If you’ve got a while before your child heads to college, estimate your Expected Family Contribution by visiting BigFuture, Adventures in Education, or another EFC calculator. Once you know the minimum amount of money that colleges expect from your family, you can work towards saving up the dough.

If your child will attend college in less than a year, get the to the Free Application for Federal Student Aid (FAFSA), pronto!

Readers: How does the Expected Family Contribution make you feel…on the inside?

If your child started college today, what would they study? (Today, my little worms would probably major in book tossing and bubble blowing.)

 

If you enjoyed this post, make sure you subscribe to my RSS feed!

About Nicole Robinson

Nicole Robinson is a Dallas-based freelance writer who specializes in college planning, parenting, women’s lifestyle, education, and self-help. But she's always hungry to munch on new topics. In addition to writing for The BookWormMama blog, Nicole provides content, copywriting and proofreading services for various publications.

Comments

Your child’s future college expects your money…even if you’re broke — 11 Comments

    • Thank you for stopping by, Stephanie. You’re right, thinking about the kids heading to college is a little scary, for a whole bunch of reasons. Let’s enjoy them while they’re little, but still keep any eye on the future…they grow up so fast.

  1. Excellent read and GREAT information!!! My husband and I have already decided that we will not be able to afford full college tuition for our daughter. I’m already drowning in student loan debt and will likely still be paying on my loan when Baby Girl graduates high school. We’ve settled on saving money for her to use on buying a home and near campus and renting the rooms out to college friends. Hopefully she’ll be responsible enough to adhere to the plan. There is much room for change, so we’ll see. I’m definitely going to tweet this post. Great, great info. Thanks for sharing. Andrea visiting from SITS.
    Andrea recently posted..About Me: Beyond the BlogMy Profile

  2. Great Article!! Luckily my husband has the GI Bill that we can split between our two children since he didn’t need it, but even then we will probably need to pay for some of their collage.. what’s sad now a days though is that a college degree seems to be looked at as the new high school degree.. Unless you go for your doctorate or masters, it seems just a collage degree these days can’t guarantee a job.
    Rachel Young recently posted..Let your sole sing with the Jabra #SetSoundFree Giveaway!My Profile

  3. Wow, this is the first I’ve heard of this. When I applied for student loans (a decade ago) my parent’s income wasn’t a factor in the application.
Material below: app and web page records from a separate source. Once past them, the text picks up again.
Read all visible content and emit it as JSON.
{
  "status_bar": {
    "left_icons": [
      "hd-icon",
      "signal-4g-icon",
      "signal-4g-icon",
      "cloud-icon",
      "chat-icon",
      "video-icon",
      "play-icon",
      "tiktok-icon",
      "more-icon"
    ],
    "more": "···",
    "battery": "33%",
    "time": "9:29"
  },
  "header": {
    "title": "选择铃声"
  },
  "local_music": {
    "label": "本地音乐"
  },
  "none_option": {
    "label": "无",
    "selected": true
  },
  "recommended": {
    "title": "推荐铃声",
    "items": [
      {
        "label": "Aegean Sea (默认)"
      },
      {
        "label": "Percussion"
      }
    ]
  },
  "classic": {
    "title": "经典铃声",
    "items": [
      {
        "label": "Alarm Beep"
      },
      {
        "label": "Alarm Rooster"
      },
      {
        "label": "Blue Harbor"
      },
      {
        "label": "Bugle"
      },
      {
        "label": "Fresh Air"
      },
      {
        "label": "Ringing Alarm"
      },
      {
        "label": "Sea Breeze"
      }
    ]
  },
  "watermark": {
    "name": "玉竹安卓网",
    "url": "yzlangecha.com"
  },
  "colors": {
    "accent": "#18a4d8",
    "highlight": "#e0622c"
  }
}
    I’m part of the third hand crowd, my kids can pay for their own extended education through student loans.
    Cat Davis recently posted..Blackberry Buckle Dessert RecipeMy Profile

  4. This is a great article. We have one in college (about to be a junior) and five more that need to go. We were in the camp of each has to pay their own way. With two autistic kids it was not going to be an option for us to help much. That went out the window though with a $47,000/year tuition bill that the government says we need to help with even though he is an adult in every other way according to them. This can really bite you in the butt if you don’t know about it ahead of time.
    Jennifer @ MySweetSanity recently posted..Passion Fruit ShortbreadMy Profile

Leave a Reply

Your email address will not be published. Required fields are marked *

You may use these HTML tags and attributes: <a href="" title=""> <abbr title=""> <acronym title=""> <b> <blockquote cite=""> <cite> <code> <del datetime=""> <em> <i> <q cite=""> <strike> <strong>

CommentLuv badge